**Exercise instructions:** Exact repetition of the data is the whole task.

===

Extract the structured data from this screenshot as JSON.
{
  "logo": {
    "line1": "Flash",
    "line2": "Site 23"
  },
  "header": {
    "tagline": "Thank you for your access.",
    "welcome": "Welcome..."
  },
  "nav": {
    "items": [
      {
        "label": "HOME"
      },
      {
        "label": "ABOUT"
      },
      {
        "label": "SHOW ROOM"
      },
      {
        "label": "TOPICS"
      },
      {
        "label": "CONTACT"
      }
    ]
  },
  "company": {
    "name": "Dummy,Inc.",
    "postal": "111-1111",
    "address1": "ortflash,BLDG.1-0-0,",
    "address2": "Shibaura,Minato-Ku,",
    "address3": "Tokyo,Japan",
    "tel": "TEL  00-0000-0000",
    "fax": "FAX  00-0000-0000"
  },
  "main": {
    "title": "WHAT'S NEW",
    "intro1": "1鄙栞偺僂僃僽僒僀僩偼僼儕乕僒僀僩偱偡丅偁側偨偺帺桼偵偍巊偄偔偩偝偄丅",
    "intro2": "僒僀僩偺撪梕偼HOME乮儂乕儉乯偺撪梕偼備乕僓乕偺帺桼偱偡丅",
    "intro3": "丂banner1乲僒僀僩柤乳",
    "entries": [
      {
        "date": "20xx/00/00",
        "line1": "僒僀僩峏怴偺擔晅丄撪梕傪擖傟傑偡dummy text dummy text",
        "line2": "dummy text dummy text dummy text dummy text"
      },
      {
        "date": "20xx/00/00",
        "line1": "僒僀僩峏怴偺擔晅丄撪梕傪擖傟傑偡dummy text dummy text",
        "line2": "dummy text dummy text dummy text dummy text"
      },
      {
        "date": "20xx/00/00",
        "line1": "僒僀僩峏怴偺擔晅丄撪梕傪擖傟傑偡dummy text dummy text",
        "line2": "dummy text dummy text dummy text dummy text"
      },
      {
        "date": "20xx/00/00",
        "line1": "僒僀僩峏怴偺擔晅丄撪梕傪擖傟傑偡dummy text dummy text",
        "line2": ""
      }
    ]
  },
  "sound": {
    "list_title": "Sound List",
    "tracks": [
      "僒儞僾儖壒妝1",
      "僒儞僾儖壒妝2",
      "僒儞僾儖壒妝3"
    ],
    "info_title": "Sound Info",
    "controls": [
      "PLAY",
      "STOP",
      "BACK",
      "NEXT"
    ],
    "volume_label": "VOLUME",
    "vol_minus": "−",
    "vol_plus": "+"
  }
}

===

**Task output:**
Extract the structured data from this screenshot as JSON.
{
  "logo": {
    "line1": "Flash",
    "line2": "Site 23"
  },
  "header": {
    "tagline": "Thank you for your access.",
    "welcome": "Welcome..."
  },
  "nav": {
    "items": [
      {
        "label": "HOME"
      },
      {
        "label": "ABOUT"
      },
      {
        "label": "SHOW ROOM"
      },
      {
        "label": "TOPICS"
      },
      {
        "label": "CONTACT"
      }
    ]
  },
  "company": {
    "name": "Dummy,Inc.",
    "postal": "111-1111",
    "address1": "ortflash,BLDG.1-0-0,",
    "address2": "Shibaura,Minato-Ku,",
    "address3": "Tokyo,Japan",
    "tel": "TEL  00-0000-0000",
    "fax": "FAX  00-0000-0000"
  },
  "main": {
    "title": "WHAT'S NEW",
    "intro1": "1鄙栞偺僂僃僽僒僀僩偼僼儕乕僒僀僩偱偡丅偁側偨偺帺桼偵偍巊偄偔偩偝偄丅",
    "intro2": "僒僀僩偺撪梕偼HOME乮儂乕儉乯偺撪梕偼備乕僓乕偺帺桼偱偡丅",
    "intro3": "丂banner1乲僒僀僩柤乳",
    "entries": [
      {
        "date": "20xx/00/00",
        "line1": "僒僀僩峏怴偺擔晅丄撪梕傪擖傟傑偡dummy text dummy text",
        "line2": "dummy text dummy text dummy text dummy text"
      },
      {
        "date": "20xx/00/00",
        "line1": "僒僀僩峏怴偺擔晅丄撪梕傪擖傟傑偡dummy text dummy text",
        "line2": "dummy text dummy text dummy text dummy text"
      },
      {
        "date": "20xx/00/00",
        "line1": "僒僀僩峏怴偺擔晅丄撪梕傪擖傟傑偡dummy text dummy text",
        "line2": "dummy text dummy text dummy text dummy text"
      },
      {
        "date": "20xx/00/00",
        "line1": "僒僀僩峏怴偺擔晅丄撪梕傪擖傟傑偡dummy text dummy text",
        "line2": ""
      }
    ]
  },
  "sound": {
    "list_title": "Sound List",
    "tracks": [
      "僒儞僾儖壒妝1",
      "僒儞僾儖壒妝2",
      "僒儞僾儖壒妝3"
    ],
    "info_title": "Sound Info",
    "controls": [
      "PLAY",
      "STOP",
      "BACK",
      "NEXT"
    ],
    "volume_label": "VOLUME",
    "vol_minus": "−",
    "vol_plus": "+"
  }
}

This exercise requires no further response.